Python performance characteristics

Who am I?

  • Maciej Fijałkowski (yes this is unicode)
  • PyPy core developer for I don't remember
  • performance freak

What this talk is about?

  • python performance (or lack of it)
  • why does it matter
  • what can we do about it

|pause|

  • how Python implementations work

How does CPython work?

  • simple bytecode interpreter
  • each bytecode looks up in a list, executes
  • most operations have dynamic dispatch on types

CPython performance landscape

  • each operation has a cost
  • C is cheaper than Python
  • use map vs iterations etc.

Python performance message

  • according to Guido
  • "Avoid overengineering datastructures. Tuples are better than objects (try namedtuple too though). Prefer simple fields over getter/setter functions."
  • "Built-in datatypes are your friends. Use more numbers, strings, tuples, lists, sets, dicts. Also check out the collections library, esp. deque."
  • "Be suspicious of function/method calls; creating a stack frame is expensive."
  • "The universal speed-up is rewriting small bits of code in C. Do this only when all else fails."

What does it mean?

  • don't use abstractions

|pause|

  • don't use Python

But also

  • measure!
  • there are so many variables, you cannot care without benchmarks

|pause|

  • if you have no benchmarks, you don't care

This is not how I want to write software

  • I like my abstractions
  • I like Python
  • I don't want to rewrite stuff for performance

|pause|

  • in C/C++

Second best

  • keep my abstractions
  • do arcane voodoo to keep my programs fast
  • but you have to understand the voodo in the first place

But Python performance!

  • there is no such thing as language performance
  • there is implementation performance
  • the language might be easier or harder to optimize
  • CPython performance characteristics is relatively straightforward

What is PyPy?

  • PyPy is a Python interpreter (that's what we care about)
  • PyPy is a toolchain for creating dynamic language implementations
  • also, an Open Source project that has been around for a while

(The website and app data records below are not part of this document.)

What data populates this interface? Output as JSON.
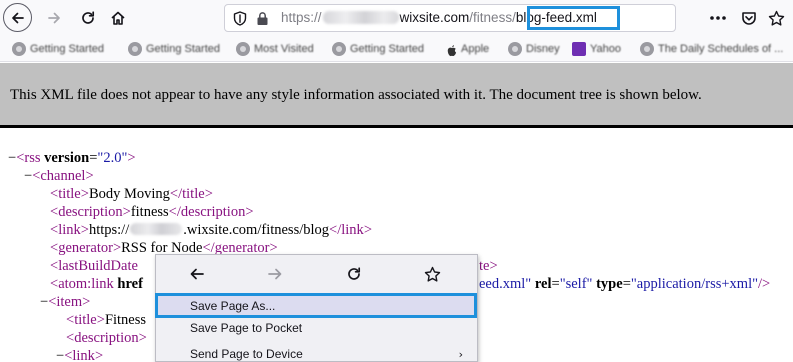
{
  "browser": {
    "url": {
      "protocol": "https://",
      "domain": "wixsite.com",
      "path_prefix": "/fitness/",
      "path_highlight": "blog-feed.xml"
    },
    "bookmarks": [
      {
        "label": "Getting Started",
        "icon": "globe-icon"
      },
      {
        "label": "Getting Started",
        "icon": "globe-icon"
      },
      {
        "label": "Most Visited",
        "icon": "gear-icon"
      },
      {
        "label": "Getting Started",
        "icon": "globe-icon"
      },
      {
        "label": "Apple",
        "icon": "apple-icon"
      },
      {
        "label": "Disney",
        "icon": "globe-icon"
      },
      {
        "label": "Yahoo",
        "icon": "yahoo-icon"
      },
      {
        "label": "The Daily Schedules of ...",
        "icon": "globe-icon"
      }
    ],
    "colors": {
      "highlight_border": "#1e90dc",
      "xml_tag": "#881280",
      "xml_attr_value": "#1a1aa6",
      "xml_banner_bg": "#c0c0c0"
    }
  },
  "xml_view": {
    "banner": "This XML file does not appear to have any style information associated with it. The document tree is shown below.",
    "fold_glyph": "−",
    "rss": {
      "tag": "rss",
      "attr": "version",
      "value": "\"2.0\""
    },
    "channel": "channel",
    "title": {
      "tag": "title",
      "text": "Body Moving"
    },
    "description": {
      "tag": "description",
      "text": "fitness"
    },
    "link": {
      "tag": "link",
      "prefix": "https://",
      "suffix": ".wixsite.com/fitness/blog"
    },
    "generator": {
      "tag": "generator",
      "text": "RSS for Node"
    },
    "last_build_date": {
      "tag": "lastBuildDate",
      "tail": "te>"
    },
    "atom_link": {
      "tag": "atom:link",
      "attr_href": "href",
      "tail": "eed.xml\"",
      "rel_attr": "rel",
      "rel_value": "\"self\"",
      "type_attr": "type",
      "type_value": "\"application/rss+xml\"",
      "close": "/>"
    },
    "item": "item",
    "item_title": {
      "tag": "title",
      "text": "Fitness"
    },
    "item_description": {
      "tag": "description"
    },
    "item_link": {
      "tag": "link"
    }
  },
  "context_menu": {
    "items": [
      {
        "label": "Save Page As...",
        "highlighted": true
      },
      {
        "label": "Save Page to Pocket"
      },
      {
        "label": "Send Page to Device",
        "submenu_arrow": "›"
      }
    ]
  }
}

Compilers vs interpreters

  • compilers compile language X (C, Python) to a lower level language (C, assembler) ahead of time
  • interpreters compile language X to bytecode and have a big interpreter loop

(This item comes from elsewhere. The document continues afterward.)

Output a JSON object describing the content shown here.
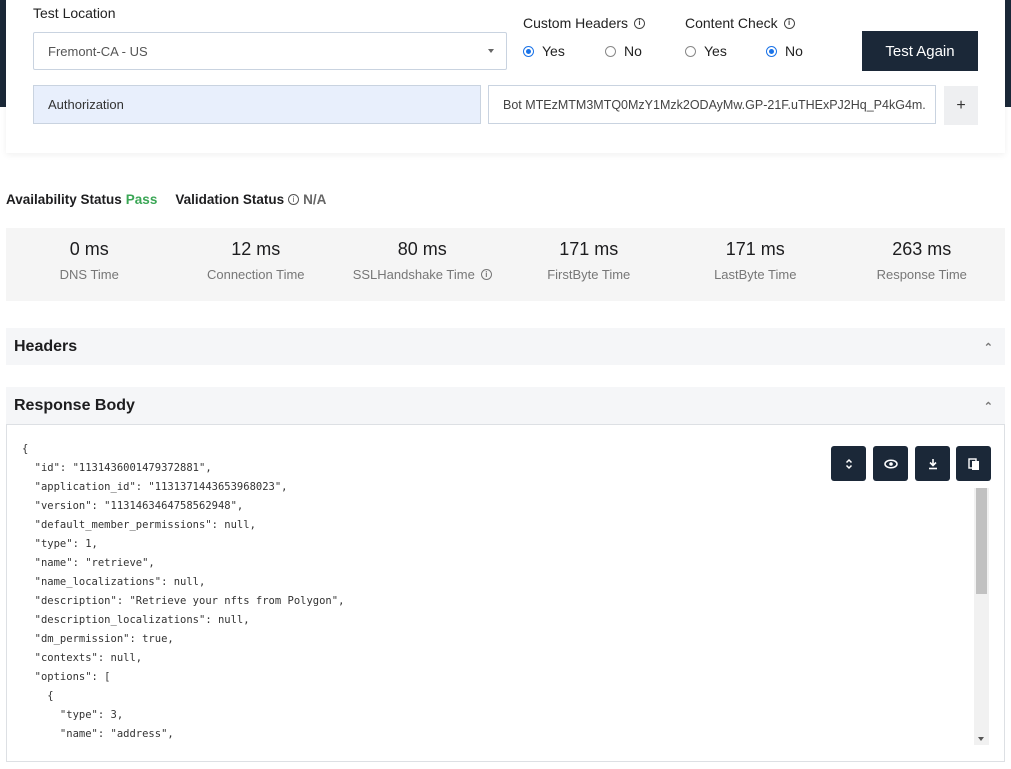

|pause|

  • PyPy has a hybrid approach. It's an interpreter, but hot paths are compiled directly to assembler during runtime

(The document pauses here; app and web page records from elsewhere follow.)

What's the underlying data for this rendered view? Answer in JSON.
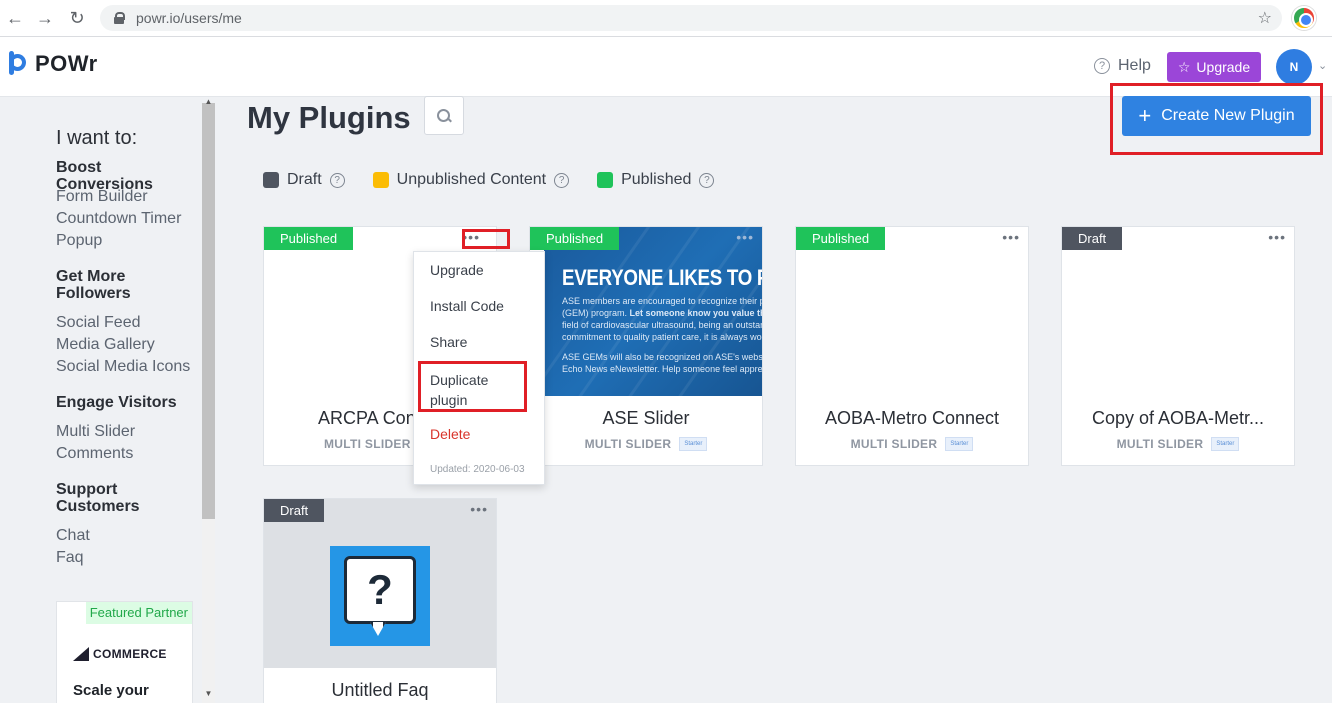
{
  "browser": {
    "url": "powr.io/users/me"
  },
  "header": {
    "logo_text": "POWr",
    "help_label": "Help",
    "upgrade_label": "Upgrade",
    "avatar_initial": "N"
  },
  "sidebar": {
    "heading": "I want to:",
    "groups": [
      {
        "title": "Boost Conversions",
        "links": [
          "Form Builder",
          "Countdown Timer",
          "Popup"
        ]
      },
      {
        "title": "Get More Followers",
        "links": [
          "Social Feed",
          "Media Gallery",
          "Social Media Icons"
        ]
      },
      {
        "title": "Engage Visitors",
        "links": [
          "Multi Slider",
          "Comments"
        ]
      },
      {
        "title": "Support Customers",
        "links": [
          "Chat",
          "Faq"
        ]
      }
    ],
    "partner": {
      "badge": "Featured Partner",
      "logo_text": "COMMERCE",
      "copy": "Scale your"
    }
  },
  "main": {
    "title": "My Plugins",
    "create_label": "Create New Plugin",
    "legend": [
      {
        "label": "Draft",
        "color": "#4f5560"
      },
      {
        "label": "Unpublished Content",
        "color": "#fbbc05"
      },
      {
        "label": "Published",
        "color": "#1fc35a"
      }
    ],
    "cards": [
      {
        "status": "Published",
        "name": "ARCPA Conn",
        "type": "MULTI SLIDER",
        "tier": ""
      },
      {
        "status": "Published",
        "name": "ASE Slider",
        "type": "MULTI SLIDER",
        "tier": "Starter"
      },
      {
        "status": "Published",
        "name": "AOBA-Metro Connect",
        "type": "MULTI SLIDER",
        "tier": "Starter"
      },
      {
        "status": "Draft",
        "name": "Copy of AOBA-Metr...",
        "type": "MULTI SLIDER",
        "tier": "Starter"
      },
      {
        "status": "Draft",
        "name": "Untitled Faq",
        "type": "",
        "tier": ""
      }
    ],
    "slider_preview": {
      "headline": "EVERYONE LIKES TO FEE",
      "body_line1": "ASE members are encouraged to recognize their peers",
      "body_line2": "(GEM) program.",
      "body_bold": "Let someone know you value ther",
      "body_line3": "field of cardiovascular ultrasound, being an outstanding",
      "body_line4": "commitment to quality patient care, it is always worth r",
      "body_line5": "ASE GEMs will also be recognized on ASE's website, on",
      "body_line6": "Echo News eNewsletter. Help someone feel appreciated"
    },
    "context_menu": {
      "items": [
        "Upgrade",
        "Install Code",
        "Share",
        "Duplicate plugin",
        "Delete"
      ],
      "duplicate_line1": "Duplicate",
      "duplicate_line2": "plugin",
      "updated": "Updated: 2020-06-03"
    },
    "icons": {
      "menu": "•••"
    }
  },
  "colors": {
    "accent": "#2f82e1",
    "upgrade": "#9b46d8",
    "published": "#1fc35a",
    "draft": "#4f5560",
    "highlight": "#e01f26"
  }
}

What is just in time (JIT) compilation?

  • few different flavors
  • observe runtime values
  • compile code with agressive optimizations
  • have checks if assumptions still stand

So what PyPy does?

  • interprets a Python program
  • the JIT observes python interpreter
  • producing code through the path followed by the interpreter
  • compiles loops and functions

Some properties

  • the code speed changes over time
  • hopefully from slow to fast
  • you need to warm up things before they get fast

Some example

  • integer addition!

Abstractions

  • inlining, malloc removal
  • abstractions are cheap

|pause|

  • if they don't introduce too much complexity

Few words about garbage collection

  • CPython: refcounting + cyclic collector
  • PyPy: generational mark & sweep

|pause|

  • errr....

The rest

  • I'll explain various PyPy strategies
  • ideally all this knowledge will be unnecessary
  • this is the second best, how to please the JIT compiler

Allocations (PyPy)

  • allocation is expensive
  • for a good GC, short living objects don't matter
  • it's better to have a small persistent structure and abstraction on allocation

|pause|

  • copying however is expensive
  • we have hacks for strings, but they're not complete

Calls

  • Python calls are an incredible mess
  • simple is better than complex
  • simple call comes with no cost, the cost grows with growing complexity

Attribute access

  • if optimized, almost as fast as local var access
  • dict lookup optimized away
  • class attributes considered constant
  • meta programming is better than dynamism
  • objects for small number of constant keys, dicts for large numbers of changing keys

Other sorts of loops

  • there is more!
  • tuple(iterable), map(iterable), re.search
  • they're all jitted
  • not all nicely

Summary

  • we hope this knowledge will not be needed
  • the more you care, the better you need to know